Just this week, news has filtered in to me of caracara sightings from Cape May (Cape May Co.), New Gretna (Burlington Co.), Estell Manor (Atlantic Co.) and Woodstown (Salem Co.). At first, the few sightings could just about be written off as a single, wide-ranging individual, perhaps locked in with a wandering band of Black Vultures. However, as more sightings come in and dates look like they are starting to clash, it looks as though we may well have two and maybe even three birds in New Jersey.
To try and resolve this, I would like to encourage anyone who believes they have seen a Crested Caracara in New Jersey in the last three months or so - and especially this month - to contact us and let us know; ideally we would like to know location (as precise as possible) and date. All details will be passed on to the New Jersey Birds Records Committee. Of course, we would be really keen to receive digital photos of your birds, as there may be subtle plumage differences visible which would be of great value in assessing how many birds may be involved.
While we all get very excited, of course, at the prospect of ticking this great bird off on our lists, I have to say that it is starting to look a little peculiar.

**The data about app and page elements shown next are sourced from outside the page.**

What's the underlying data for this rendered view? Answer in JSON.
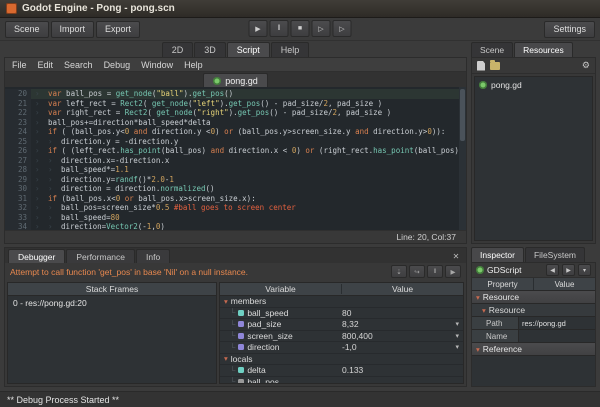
{
  "colors": {
    "logo": "#d9692f",
    "error": "#e8884f",
    "kw": "#d88050",
    "str": "#e6d378",
    "fn": "#76c7b2",
    "num": "#d0a35e",
    "com": "#e2603f",
    "txt": "#c9ced3",
    "script_icon": "#7bc96a"
  },
  "title_bar": {
    "title": "Godot Engine - Pong - pong.scn"
  },
  "toolbar": {
    "left_buttons": [
      "Scene",
      "Import",
      "Export"
    ],
    "play_controls": [
      "play",
      "pause",
      "stop",
      "play-scene",
      "play-custom"
    ],
    "settings_label": "Settings"
  },
  "workspace": {
    "tabs": [
      "2D",
      "3D",
      "Script",
      "Help"
    ],
    "active": "Script"
  },
  "script_editor": {
    "menus": [
      "File",
      "Edit",
      "Search",
      "Debug",
      "Window",
      "Help"
    ],
    "tab_label": "pong.gd",
    "status": "Line: 20, Col:37",
    "lines": [
      {
        "n": 20,
        "indent": 1,
        "current": true,
        "tokens": [
          [
            "k",
            "var"
          ],
          [
            "p",
            " ball_pos = "
          ],
          [
            "f",
            "get_node"
          ],
          [
            "p",
            "("
          ],
          [
            "s",
            "\"ball\""
          ],
          [
            "p",
            ")."
          ],
          [
            "f",
            "get_pos"
          ],
          [
            "p",
            "()"
          ]
        ]
      },
      {
        "n": 21,
        "indent": 1,
        "tokens": [
          [
            "k",
            "var"
          ],
          [
            "p",
            " left_rect = "
          ],
          [
            "f",
            "Rect2"
          ],
          [
            "p",
            "( "
          ],
          [
            "f",
            "get_node"
          ],
          [
            "p",
            "("
          ],
          [
            "s",
            "\"left\""
          ],
          [
            "p",
            ")."
          ],
          [
            "f",
            "get_pos"
          ],
          [
            "p",
            "() - pad_size/"
          ],
          [
            "n",
            "2"
          ],
          [
            "p",
            ", pad_size )"
          ]
        ]
      },
      {
        "n": 22,
        "indent": 1,
        "tokens": [
          [
            "k",
            "var"
          ],
          [
            "p",
            " right_rect = "
          ],
          [
            "f",
            "Rect2"
          ],
          [
            "p",
            "( "
          ],
          [
            "f",
            "get_node"
          ],
          [
            "p",
            "("
          ],
          [
            "s",
            "\"right\""
          ],
          [
            "p",
            ")."
          ],
          [
            "f",
            "get_pos"
          ],
          [
            "p",
            "() - pad_size/"
          ],
          [
            "n",
            "2"
          ],
          [
            "p",
            ", pad_size )"
          ]
        ]
      },
      {
        "n": 23,
        "indent": 1,
        "tokens": [
          [
            "p",
            "ball_pos+=direction*ball_speed*delta"
          ]
        ]
      },
      {
        "n": 24,
        "indent": 1,
        "tokens": [
          [
            "k",
            "if"
          ],
          [
            "p",
            " ( (ball_pos.y<"
          ],
          [
            "n",
            "0"
          ],
          [
            "p",
            " "
          ],
          [
            "k",
            "and"
          ],
          [
            "p",
            " direction.y <"
          ],
          [
            "n",
            "0"
          ],
          [
            "p",
            ") "
          ],
          [
            "k",
            "or"
          ],
          [
            "p",
            " (ball_pos.y>screen_size.y "
          ],
          [
            "k",
            "and"
          ],
          [
            "p",
            " direction.y>"
          ],
          [
            "n",
            "0"
          ],
          [
            "p",
            ")):"
          ]
        ]
      },
      {
        "n": 25,
        "indent": 2,
        "tokens": [
          [
            "p",
            "direction.y = -direction.y"
          ]
        ]
      },
      {
        "n": 26,
        "indent": 1,
        "tokens": [
          [
            "k",
            "if"
          ],
          [
            "p",
            " ( (left_rect."
          ],
          [
            "f",
            "has_point"
          ],
          [
            "p",
            "(ball_pos) "
          ],
          [
            "k",
            "and"
          ],
          [
            "p",
            " direction.x < "
          ],
          [
            "n",
            "0"
          ],
          [
            "p",
            ") "
          ],
          [
            "k",
            "or"
          ],
          [
            "p",
            " (right_rect."
          ],
          [
            "f",
            "has_point"
          ],
          [
            "p",
            "(ball_pos) "
          ],
          [
            "k",
            "and"
          ],
          [
            "p",
            " dir"
          ]
        ]
      },
      {
        "n": 27,
        "indent": 2,
        "tokens": [
          [
            "p",
            "direction.x=-direction.x"
          ]
        ]
      },
      {
        "n": 28,
        "indent": 2,
        "tokens": [
          [
            "p",
            "ball_speed*="
          ],
          [
            "n",
            "1.1"
          ]
        ]
      },
      {
        "n": 29,
        "indent": 2,
        "tokens": [
          [
            "p",
            "direction.y="
          ],
          [
            "f",
            "randf"
          ],
          [
            "p",
            "()*"
          ],
          [
            "n",
            "2.0"
          ],
          [
            "p",
            "-"
          ],
          [
            "n",
            "1"
          ]
        ]
      },
      {
        "n": 30,
        "indent": 2,
        "tokens": [
          [
            "p",
            "direction = direction."
          ],
          [
            "f",
            "normalized"
          ],
          [
            "p",
            "()"
          ]
        ]
      },
      {
        "n": 31,
        "indent": 1,
        "tokens": [
          [
            "k",
            "if"
          ],
          [
            "p",
            " (ball_pos.x<"
          ],
          [
            "n",
            "0"
          ],
          [
            "p",
            " "
          ],
          [
            "k",
            "or"
          ],
          [
            "p",
            " ball_pos.x>screen_size.x):"
          ]
        ]
      },
      {
        "n": 32,
        "indent": 2,
        "tokens": [
          [
            "p",
            "ball_pos=screen_size*"
          ],
          [
            "n",
            "0.5"
          ],
          [
            "p",
            " "
          ],
          [
            "c",
            "#ball goes to screen center"
          ]
        ]
      },
      {
        "n": 33,
        "indent": 2,
        "tokens": [
          [
            "p",
            "ball_speed="
          ],
          [
            "n",
            "80"
          ]
        ]
      },
      {
        "n": 34,
        "indent": 2,
        "tokens": [
          [
            "p",
            "direction="
          ],
          [
            "f",
            "Vector2"
          ],
          [
            "p",
            "(-"
          ],
          [
            "n",
            "1"
          ],
          [
            "p",
            ","
          ],
          [
            "n",
            "0"
          ],
          [
            "p",
            ")"
          ]
        ]
      }
    ]
  },
  "debugger": {
    "tabs": [
      "Debugger",
      "Performance",
      "Info"
    ],
    "active": "Debugger",
    "error": "Attempt to call function 'get_pos' in base 'Nil' on a null instance.",
    "buttons": [
      "step-into",
      "step-over",
      "break",
      "continue"
    ],
    "stack_frames": {
      "header": "Stack Frames",
      "rows": [
        "0 - res://pong.gd:20"
      ]
    },
    "variables": {
      "col_headers": [
        "Variable",
        "Value"
      ],
      "type_icon_colors": {
        "float": "#6fd0c3",
        "vec2": "#8f86d8",
        "nil": "#9a9a9a"
      },
      "groups": [
        {
          "name": "members",
          "rows": [
            {
              "name": "ball_speed",
              "type": "float",
              "value": "80"
            },
            {
              "name": "pad_size",
              "type": "vec2",
              "value": "8,32",
              "expand": true
            },
            {
              "name": "screen_size",
              "type": "vec2",
              "value": "800,400",
              "expand": true
            },
            {
              "name": "direction",
              "type": "vec2",
              "value": "-1,0",
              "expand": true
            }
          ]
        },
        {
          "name": "locals",
          "rows": [
            {
              "name": "delta",
              "type": "float",
              "value": "0.133"
            },
            {
              "name": "ball_pos",
              "type": "nil",
              "value": ""
            }
          ]
        }
      ]
    }
  },
  "right_dock": {
    "top_tabs": [
      "Scene",
      "Resources"
    ],
    "top_active": "Resources",
    "resources": {
      "items": [
        "pong.gd"
      ]
    },
    "bottom_tabs": [
      "Inspector",
      "FileSystem"
    ],
    "bottom_active": "Inspector"
  },
  "inspector": {
    "object_name": "GDScript",
    "col_headers": [
      "Property",
      "Value"
    ],
    "rows": [
      {
        "kind": "category",
        "label": "Resource"
      },
      {
        "kind": "group",
        "label": "Resource"
      },
      {
        "kind": "prop",
        "label": "Path",
        "value": "res://pong.gd"
      },
      {
        "kind": "prop",
        "label": "Name",
        "value": ""
      },
      {
        "kind": "category",
        "label": "Reference"
      }
    ]
  },
  "status_bar": {
    "text": "** Debug Process Started **"
  }
}
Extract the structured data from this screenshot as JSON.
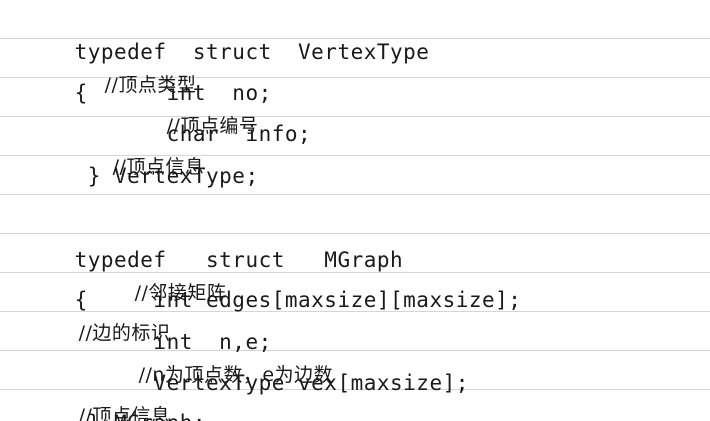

Ideally, it would be nice to see a pattern of sightings of wandering birds appearing on eBird, with sightings starting, for example, some time last summer and showing birds moving north up the mid-west, east through the Great Lakes region then turning up on the East Coast in the Fall. Unfortunately, all we currently get is an isolated rash of sightings in New Jersey and none anywhere else; you have to go way back to 2011 to get a bird in Colorado in July, then one in Kansas in August. Could this one bird really have headed our way and stayed hidden until September 2012?
But then, what else is happening? None of the sightings have involved banded birds. Were these an illegal shipment that got released somewhere locally? Or did they escape from a licensed owner during one of the many storm events that we have experienced over the past 12 months? Maybe we will never know, but adding as many confirmed sightings as possible to the map may help to understand how many birds are involved, and what they are doing. If you want to contact me about this subject, please feel free to do so, using the link in the left hand column of this page.
Crested Caracara photographed this morning (17th) on Rt 603, Alloway-Woodstown Road, Salem Co. Poor light at this time of year may not produce the best of portrait shots, but it is very easy to see that this is certainly a Crested Caracara - but is it the Cape May bird? Or the New Gretna bird?! Apparently, a caracara was seen in the Woodstown area on January 4th, so this bird may have been in Salem County for some time [photo by Becky Clanton].
In flight, Crested Caracara shows long wings and a heavy head, with a distinctive distribution of white on the neck, tail and in the primary bases, with the rest of the bird being dark. On the ground they can look chicken- or turkey-like and are thus more like vultures than other birds of prey in that respect. Also like vultures, they regularly forage for road kill - so keep a camera in the car, a picture speaks a thousand words! This is the Cape May bird, photographed on 12th [photo by Mike Crewe].
Google map of South Jersey. The red spots show the three recent caracara locations that we know of - let us know of your South Jersey sightings, wherever they may have been made!